Shapiro says there may be another reason why the Minnesota protest-goers’ infection rate is low so far: It could still be too early to detect an increase in infections. Though most people develop symptoms within five to seven days, the incubation period can be as long as two weeks. The majority of people who do develop symptoms can manage them at home for the first 10 days. But for a subset of people whose immune systems either can’t control the virus or instead have an overblown response, that 10-day mark is when they get sick enough to go to the hospital. “We’re just about approaching that time when I’d expect to see hospitalizations increase,” he says.
At least in Minnesota, daily Covid-19 hospitalizations have been steadily going down since the protests began, according to data from the state department of health. Overall, the seven-day average of new infections has also been on the decline in the last two weeks, even as testing has increased. That suggests that low positivity rates among protest-goers is consistent with statewide trends. And that’s notable, because the people who turn up voluntarily for a state-sponsored medical test are unlikely to be a random segment of the population: This sample may be biased toward people without obvious symptoms and away from people suspicious of the government.
There is the possibility, she says, that in states that are experiencing upswings in coronavirus circulation, protesters might test positive at higher rates because there was a bigger pool of potentially sick people who didn’t yet know they were infected. As of Thursday, Covid-19 cases were climbing in 20 states, particularly in the American Sun Belt and the West, according to The New York Times. Arizona, Florida, Nevada, Oregon, and Texas all reported their largest one-day spikes in new cases this week.Most Popular
Epidemiologists point to a rush to reopen businesses that put people into close contact indoors as the main driver behind these new surges.
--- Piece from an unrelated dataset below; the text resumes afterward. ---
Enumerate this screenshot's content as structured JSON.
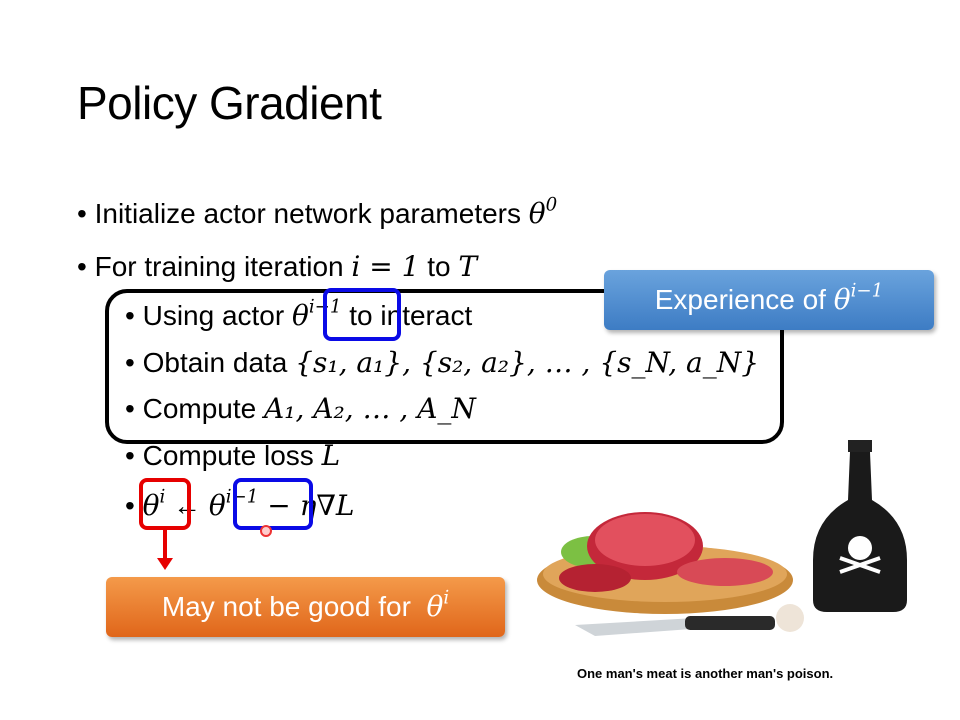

However, it’s difficult to disentangle the effects of official policy from human behavior. What people actually do matters a lot more than what the regulations say they should do.
In many parts of the country, mask-wearing has become intensely politicized, so much so that Texas governor Greg Abbott recently signed an executive order stripping local governments of the power to require people to wear masks in public. Arizona’s governor, Doug Ducey, also tried to block the state’s mayors from mandating mask-wearing, but backtracked this week after many of them made an appeal on national television. In Oklahoma, one mayor tried to make masks mandatory for anyone entering an indoor place of business. But the order lasted only hours. It was amended after business employees and city officials received a deluge of verbal abuse and threats of physical violence.